“I just kind of had a chip on my shoulder having to start off in Triple-A , not having been there in a long time,” Sweeney said.
[Cubs notebook: Rookie Junior Lake draws praise from Sveum]
A free agent this offseason, Sweeney, 28, is still in the prime of his career and eager to prove he can be an everyday outfielder. When he’s been able to stay healthy and get regular opportunities, Sweeney has put together solid numbers and given the Cubs’ lineup another left-handed bat to accompany first baseman Anthony Rizzo and right fielder Nate Schierholtz. Since coming off the 60-day disabled list Sept. 1, manager Dale Sveum has afforded Sweeney plenty of playing time starting him in each of the Cubs’ last six games including Saturday’s 5-3 loss to the Milwaukee Brewers.
“He’s got an ability in center field to make things look easy,” Sveum said of Sweeney. “You don’t want to put anybody in the Jim Edmonds category or anything like that, but he makes it kind of look easy like Jim Edmonds did with a great deal of speed.”
With his steady defense and the potential to hit for power, Sweeney would complement a potential 2014 starting outfield featuring Junior Lake and Schierholtz. But a roster spot won’t just be handed to him. Outfielder Brian Bogusevic, under team control through 2017, is also fighting to stick with the Cubs. The left-handed 29-year-old hit a solo homer Saturday against Milwaukee.
“I've expressed to them that I definitely want to be back here and I feel like this is a good fit for me,” Sweeney said. “Hopefully with them giving me this opportunity I can show them I can come back here and play every day.”
Sveum lauded Sweeney’s calmness on the field and called him a savvy ballplayer. Those attributes can’t be overlooked on a young team. Despite going 0-for-4 Saturday, Sweeney is hitting .263 since coming off the DL and .290 on the season with five home runs and 17 RBIs in 50 games. Staying healthy is one of the biggest questions surrounding the former second round draft pick. Unfortunately for Sweeney, his history doesn’t create much optimism. Only once in his eight-year career Sweeney has recorded more than 500 plate appearances (Oakland Athletics, 2009).

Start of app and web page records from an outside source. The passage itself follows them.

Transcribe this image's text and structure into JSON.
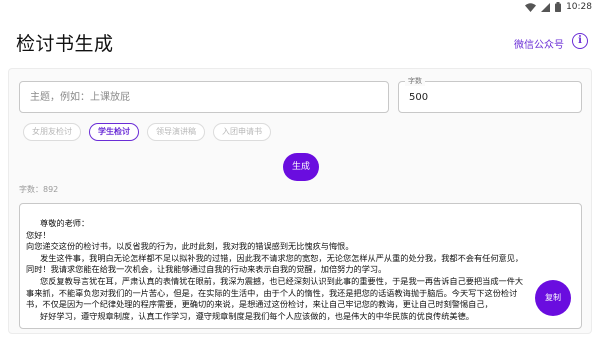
{
  "status_bar": {
    "time": "10:28",
    "icons": [
      "wifi-icon",
      "cell-signal-icon",
      "battery-icon"
    ]
  },
  "app_bar": {
    "title": "检讨书生成",
    "wechat_label": "微信公众号",
    "info_icon": "info-icon"
  },
  "form": {
    "theme_placeholder": "主题，例如：上课放屁",
    "theme_value": "",
    "word_count_label": "字数",
    "word_count_value": "500"
  },
  "templates": [
    {
      "label": "女朋友检讨",
      "selected": false
    },
    {
      "label": "学生检讨",
      "selected": true
    },
    {
      "label": "领导演讲稿",
      "selected": false
    },
    {
      "label": "入团申请书",
      "selected": false
    }
  ],
  "generate_label": "生成",
  "char_count_text": "字数：892",
  "output": {
    "salutation": "尊敬的老师：",
    "greeting": "您好！",
    "lines": [
      "向您递交这份的检讨书，以反省我的行为，此时此刻，我对我的错误感到无比愧疚与悔恨。",
      "发生这件事，我明白无论怎样都不足以拟补我的过错，因此我不请求您的宽恕，无论您怎样从严从重的处分我，我都不会有任何意见，",
      "同时！我请求您能在给我一次机会，让我能够通过自我的行动来表示自我的觉醒，加倍努力的学习。",
      "您反复教导言犹在耳，严肃认真的表情犹在眼前，我深为震撼，也已经深刻认识到此事的重要性，于是我一再告诉自己要把当成一件大",
      "事来抓，不能辜负您对我们的一片苦心，但是，在实际的生活中，由于个人的惰性，我还是把您的话语教诲抛于脑后。今天写下这份检讨",
      "书，不仅是因为一个纪律处理的程序需要，更确切的来说，是想通过这份检讨，来让自己牢记您的教诲，更让自己时刻警惕自己，",
      "好好学习，遵守规章制度，认真工作学习，遵守规章制度是我们每个人应该做的，也是伟大的中华民族的优良传统美德。"
    ]
  },
  "copy_label": "复制",
  "colors": {
    "accent": "#6a0ddf",
    "accent_text": "#6a2dd6"
  }
}
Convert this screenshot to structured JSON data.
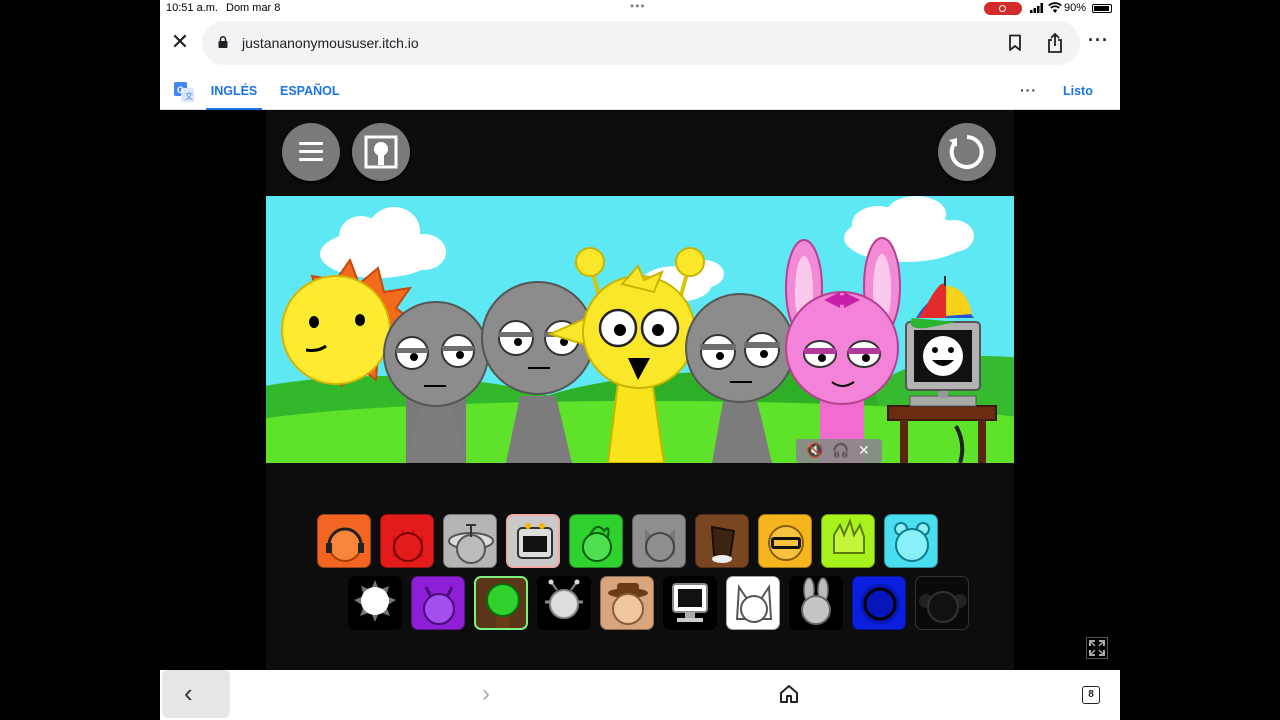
{
  "status_bar": {
    "time": "10:51 a.m.",
    "date": "Dom mar 8",
    "battery": "90%"
  },
  "browser": {
    "url": "justananonymoususer.itch.io",
    "translate": {
      "tab_source": "INGLÉS",
      "tab_target": "ESPAÑOL",
      "done_label": "Listo"
    },
    "tab_count": "8"
  },
  "game": {
    "tray_row1": [
      {
        "name": "orange-headphones",
        "color": "#f26522"
      },
      {
        "name": "red-spiky",
        "color": "#e31b1b"
      },
      {
        "name": "gray-antenna",
        "color": "#b5b5b5"
      },
      {
        "name": "gray-screen",
        "color": "#c9c9c9"
      },
      {
        "name": "green-vine",
        "color": "#2ed12e"
      },
      {
        "name": "gray-cat",
        "color": "#8e8e8e"
      },
      {
        "name": "brown-bucket",
        "color": "#7a4622"
      },
      {
        "name": "yellow-visor",
        "color": "#f7b51d"
      },
      {
        "name": "lime-spiky",
        "color": "#a6f21a"
      },
      {
        "name": "cyan-bear",
        "color": "#49dff0"
      }
    ],
    "tray_row2": [
      {
        "name": "white-sun",
        "color": "#000000"
      },
      {
        "name": "purple-horns",
        "color": "#8d1fd6"
      },
      {
        "name": "brown-tree",
        "color": "#5a3518"
      },
      {
        "name": "white-bug",
        "color": "#000000"
      },
      {
        "name": "tan-hat",
        "color": "#d9a57c"
      },
      {
        "name": "white-computer",
        "color": "#000000"
      },
      {
        "name": "white-cat",
        "color": "#ffffff"
      },
      {
        "name": "gray-bunny",
        "color": "#000000"
      },
      {
        "name": "blue-ring",
        "color": "#0a1fe0"
      },
      {
        "name": "black-pigtails",
        "color": "#0a0a0a"
      }
    ]
  }
}
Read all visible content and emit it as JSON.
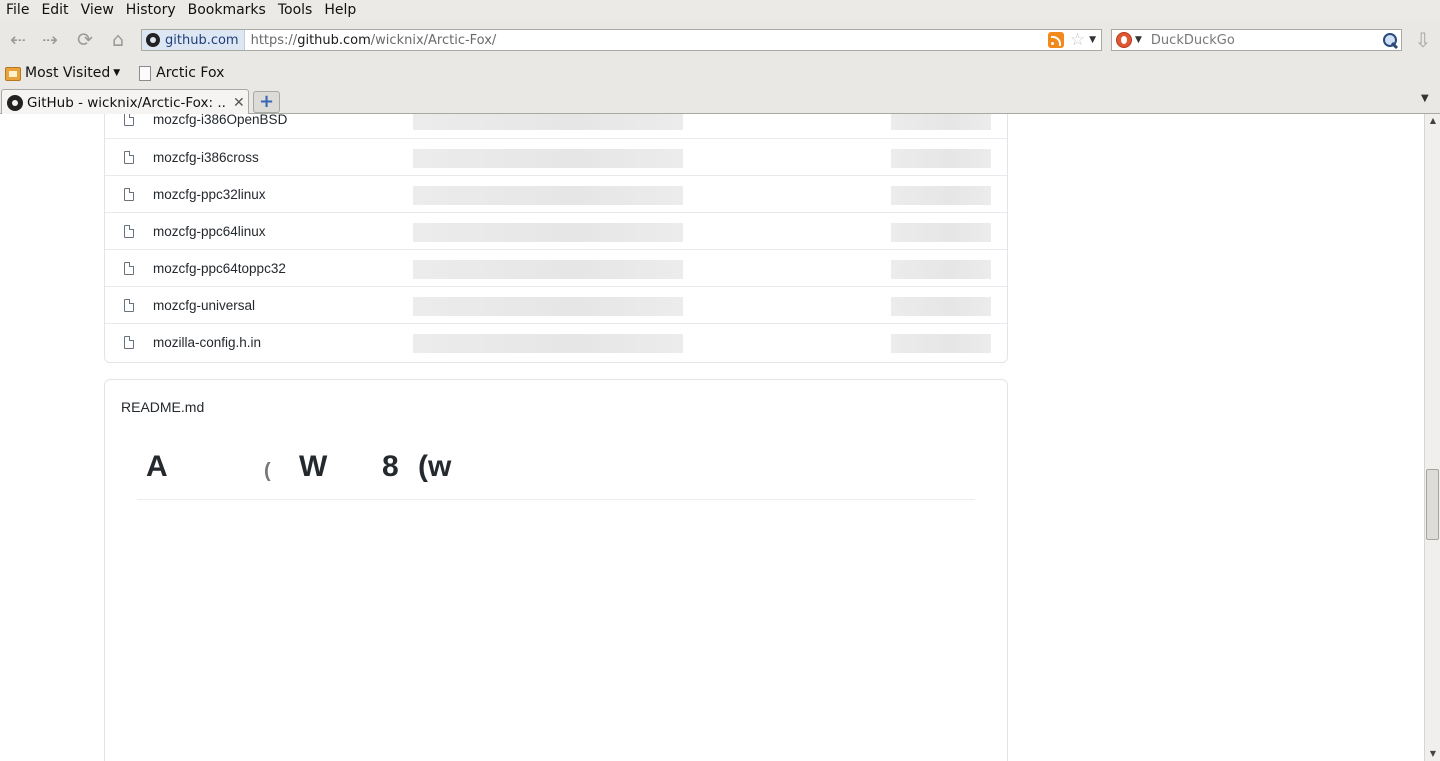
{
  "menubar": {
    "items": [
      "File",
      "Edit",
      "View",
      "History",
      "Bookmarks",
      "Tools",
      "Help"
    ]
  },
  "navbar": {
    "identity": "github.com",
    "url_prefix": "https://",
    "url_host": "github.com",
    "url_path": "/wicknix/Arctic-Fox/",
    "search_placeholder": "DuckDuckGo"
  },
  "bookmarks": {
    "most_visited": "Most Visited",
    "arctic_fox": "Arctic Fox"
  },
  "tabs": {
    "active_title": "GitHub - wicknix/Arctic-Fox: ...",
    "new_tab": "+"
  },
  "files": {
    "rows": [
      {
        "name": "mozcfg-i386OpenBSD"
      },
      {
        "name": "mozcfg-i386cross"
      },
      {
        "name": "mozcfg-ppc32linux"
      },
      {
        "name": "mozcfg-ppc64linux"
      },
      {
        "name": "mozcfg-ppc64toppc32"
      },
      {
        "name": "mozcfg-universal"
      },
      {
        "name": "mozilla-config.h.in"
      }
    ]
  },
  "readme": {
    "title": "README.md",
    "heading_fragments": [
      "A",
      "(",
      "W",
      "8",
      "(w"
    ]
  },
  "icons": {
    "back": "back-arrow-icon",
    "forward": "forward-arrow-icon",
    "reload": "reload-icon",
    "home": "home-icon",
    "rss": "rss-feed-icon",
    "star": "bookmark-star-icon",
    "search_engine": "duckduckgo-icon",
    "search": "magnifier-icon",
    "downloads": "download-icon",
    "file": "file-icon"
  },
  "colors": {
    "chrome": "#e9e8e4",
    "border": "#e1e4e8",
    "skeleton": "#ececec",
    "text": "#24292e"
  }
}
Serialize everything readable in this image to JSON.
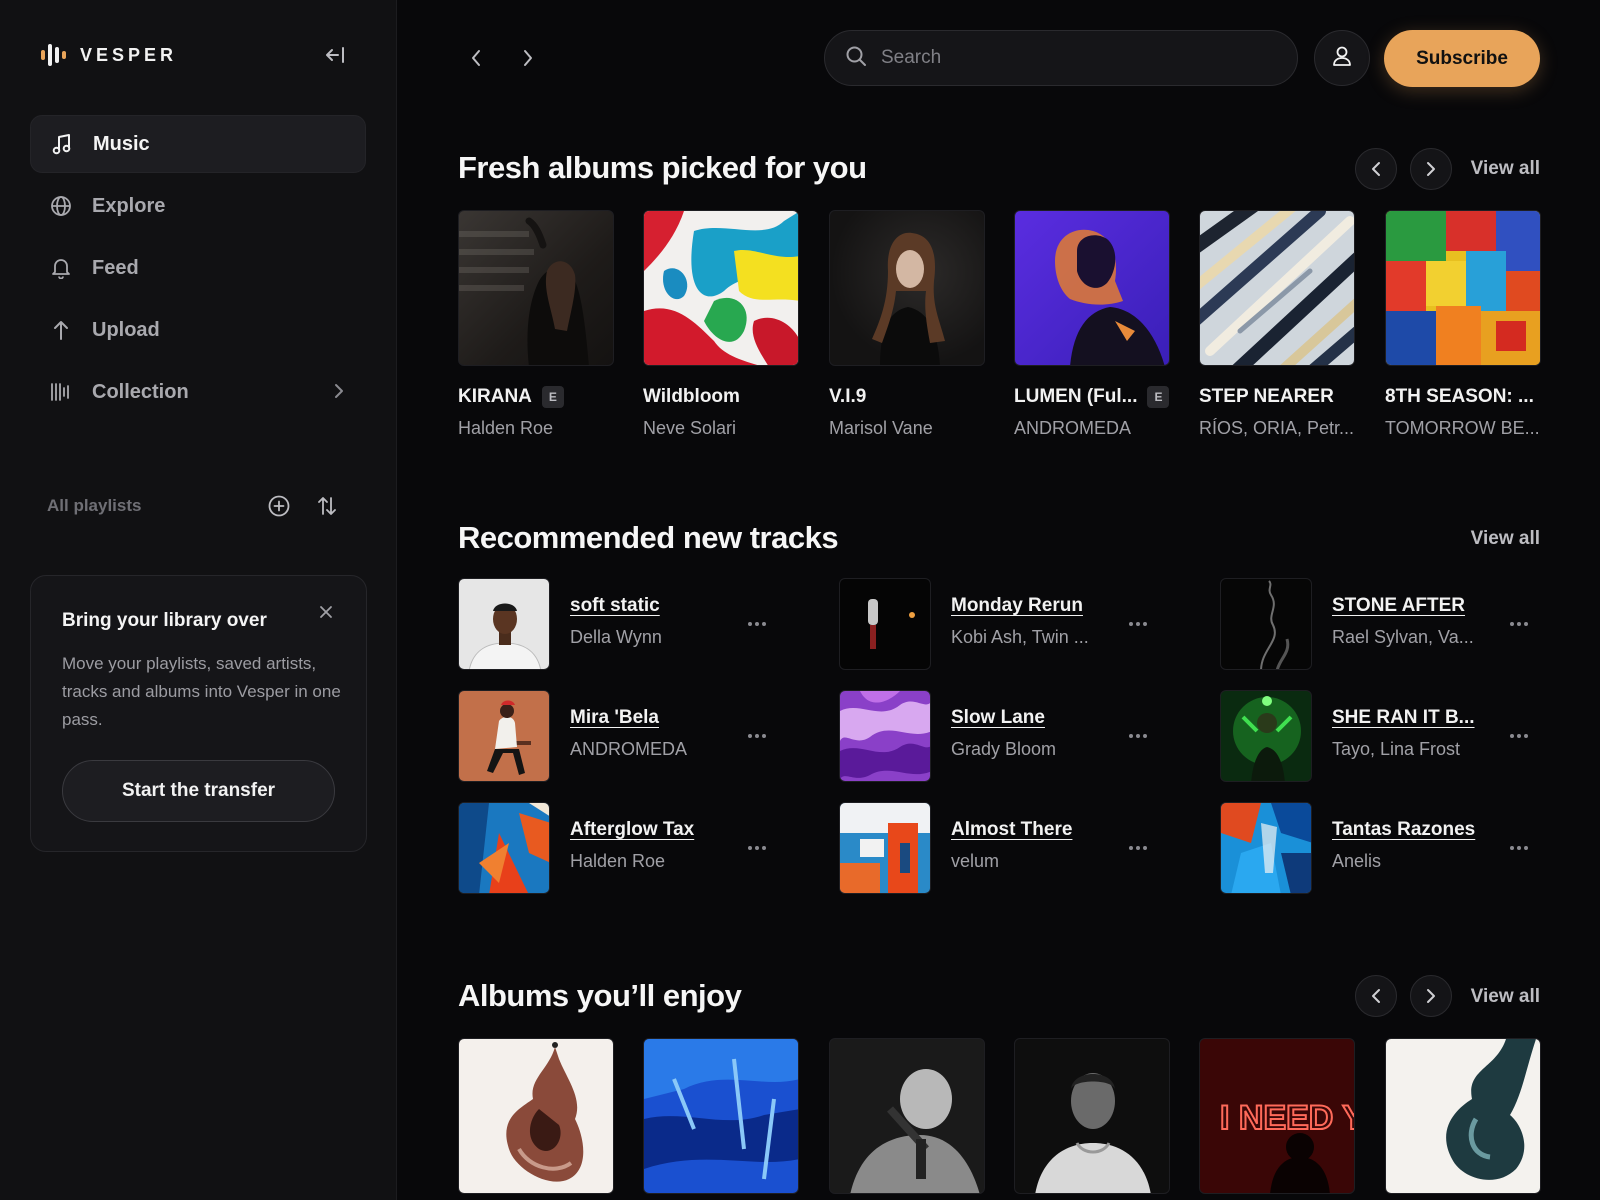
{
  "brand": {
    "name": "VESPER"
  },
  "sidebar": {
    "nav": [
      {
        "label": "Music",
        "icon": "music-note-icon",
        "active": true
      },
      {
        "label": "Explore",
        "icon": "globe-icon",
        "active": false
      },
      {
        "label": "Feed",
        "icon": "bell-icon",
        "active": false
      },
      {
        "label": "Upload",
        "icon": "arrow-up-icon",
        "active": false
      },
      {
        "label": "Collection",
        "icon": "library-icon",
        "active": false
      }
    ],
    "playlists_label": "All playlists",
    "promo": {
      "title": "Bring your library over",
      "body": "Move your playlists, saved artists, tracks and albums into Vesper in one pass.",
      "button": "Start the transfer"
    }
  },
  "topbar": {
    "search_placeholder": "Search",
    "subscribe_label": "Subscribe"
  },
  "colors": {
    "accent": "#e8a45a",
    "background": "#08080a",
    "sidebar": "#111113"
  },
  "sections": {
    "fresh": {
      "title": "Fresh albums picked for you",
      "view_all": "View all",
      "albums": [
        {
          "title": "KIRANA",
          "artist": "Halden Roe",
          "explicit": "E"
        },
        {
          "title": "Wildbloom",
          "artist": "Neve Solari",
          "explicit": ""
        },
        {
          "title": "V.I.9",
          "artist": "Marisol Vane",
          "explicit": ""
        },
        {
          "title": "LUMEN (Ful...",
          "artist": "ANDROMEDA",
          "explicit": "E"
        },
        {
          "title": "STEP NEARER",
          "artist": "RÍOS, ORIA, Petr...",
          "explicit": ""
        },
        {
          "title": "8TH SEASON: ...",
          "artist": "TOMORROW BE...",
          "explicit": ""
        }
      ]
    },
    "tracks": {
      "title": "Recommended new tracks",
      "view_all": "View all",
      "items": [
        {
          "title": "soft static",
          "artist": "Della Wynn"
        },
        {
          "title": "Monday Rerun",
          "artist": "Kobi Ash, Twin ..."
        },
        {
          "title": "STONE AFTER",
          "artist": "Rael Sylvan, Va..."
        },
        {
          "title": "Mira 'Bela",
          "artist": "ANDROMEDA"
        },
        {
          "title": "Slow Lane",
          "artist": "Grady Bloom"
        },
        {
          "title": "SHE RAN IT B...",
          "artist": "Tayo, Lina Frost"
        },
        {
          "title": "Afterglow Tax",
          "artist": "Halden Roe"
        },
        {
          "title": "Almost There",
          "artist": "velum"
        },
        {
          "title": "Tantas Razones",
          "artist": "Anelis"
        }
      ]
    },
    "enjoy": {
      "title": "Albums you’ll enjoy",
      "view_all": "View all",
      "cover_text": "I NEED YOU"
    }
  }
}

“He’s a guy you give 500-700 plate appearances -- which he’s never got before -- you can project that out to be a pretty good year the way he competes in the batter’s box,” Sveum said.
Sweeney isn’t sure where he might end up after the season and there’s no guarantee the Cubs will be want to bring him back despite his interest in returning. Ultimately Sweeney wants to prove wrong those who believe he can’t be a regular at this point in his career.
“I was a starter for the first three or four years of my career and then got put in that backup role and now being able to play every day, I feel like I can still do it,” Sweeney said. “Nobody wants to be a backup player and everyone wants to play every day, but unfortunately that can’t always happen. Whatever role you get put in you’ve just got to do the best you can.”